Thank You, Fog by W.H. Auden
Grown used to New York weather,
all too familiar with Smog,
You, Her unsullied Sister,
I’d quite forgotten and what
You bring to British winters:
now native knowledge returns.
Sworn foe to festination,
daunter of drivers and planes,
volants, of course, will cause You,
but how delighted I am
that You’ve been lured to visit
Wiltshire’s witching countryside
for a whole week at Christmas,
that no one can scurry where
my cosmos is contracted
to an ancient manor-house
and four Selves, joined in friendship,
Jimmy, Tania, Sonia, Me.
Outdoors a shapeless silence,
for even then birds whose blood
is brisk enough to bid them
abide here all the year round,
like the merle and the mavis,
at Your cajoling refrain
their jocund interjections,
no cock considers a scream,
vaguely visible, tree-tops
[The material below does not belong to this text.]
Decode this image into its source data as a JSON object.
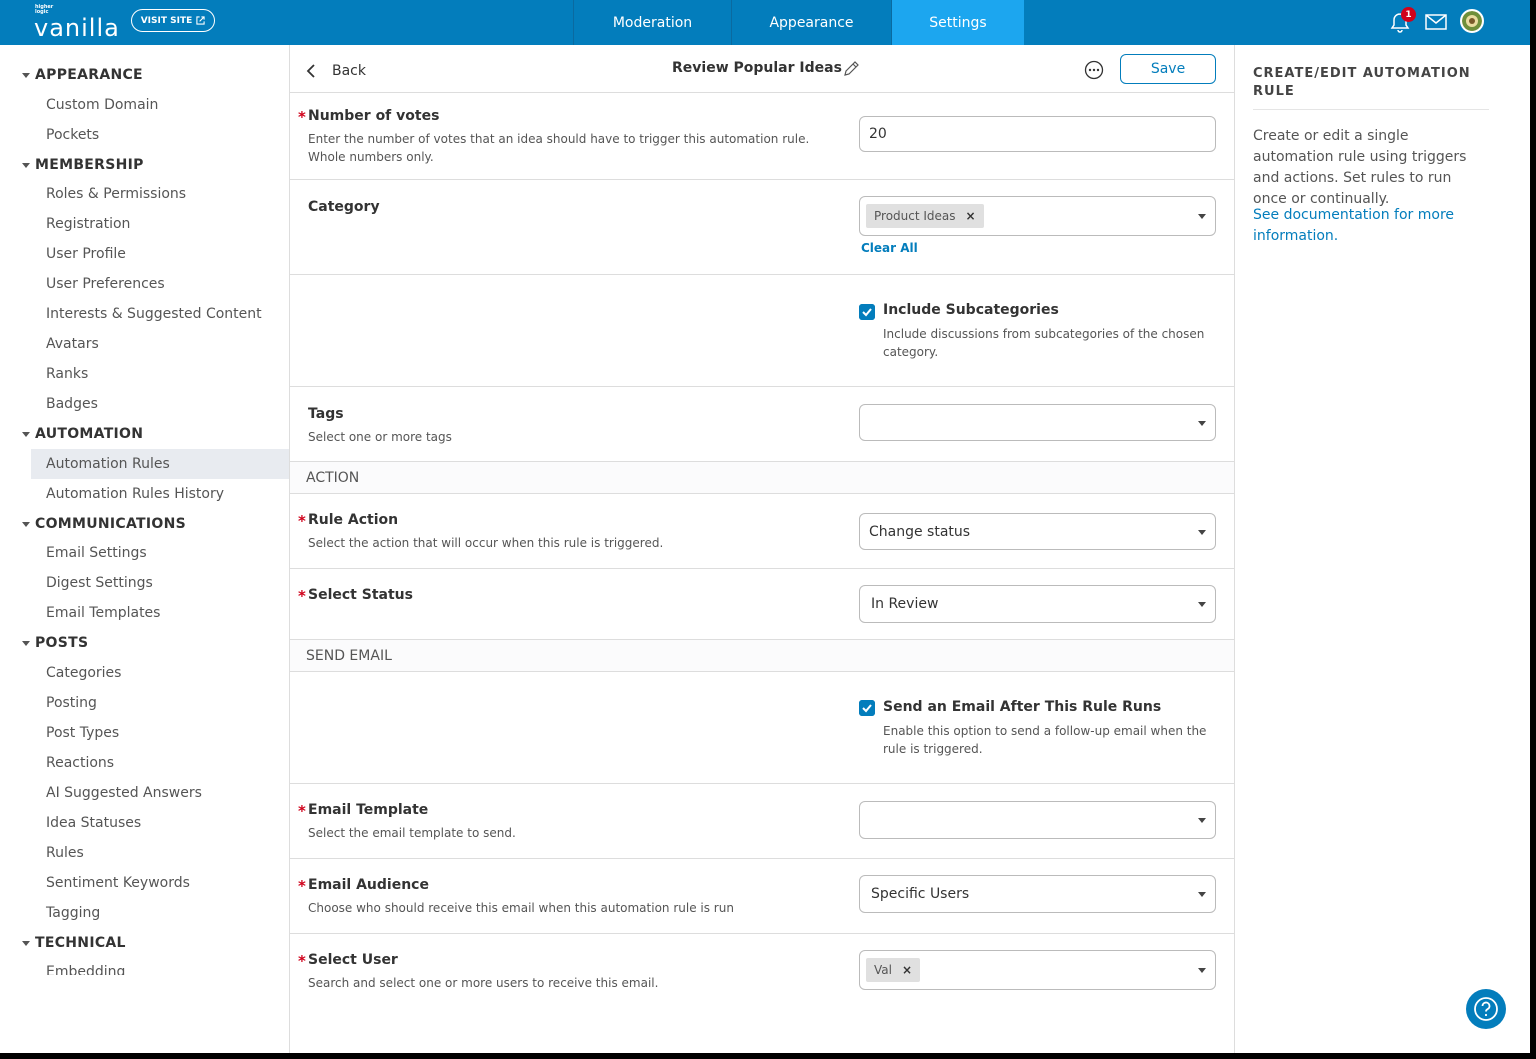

rustle not but stay there, so
Your damp to definite drops.
Indoors specific spaces,
cosy, accommodate to
reminiscence and reading,
crosswords, affinities, fun:
refected by a sapid
supper and regaled by wine,
we sit in a glad circle,
each unaware of our own
nose but alert to the others,
making the most of it, for
how soon we must re-enter,
when lenient days are done,
the world of the work and money
and minding our p’s and q’s.
No summer sun will ever
dismantle the global gloom
cast by the Daily Papers,
vomiting in slip-shod prose
the facts of filth and violence
that we’re too dumb to present:
our earth’s a sorry spot, but
for this special interim,
so restful yet so festive,
Thank You, Thank You, Thank You, Fog
(W H Auden, 1974, the year after he died)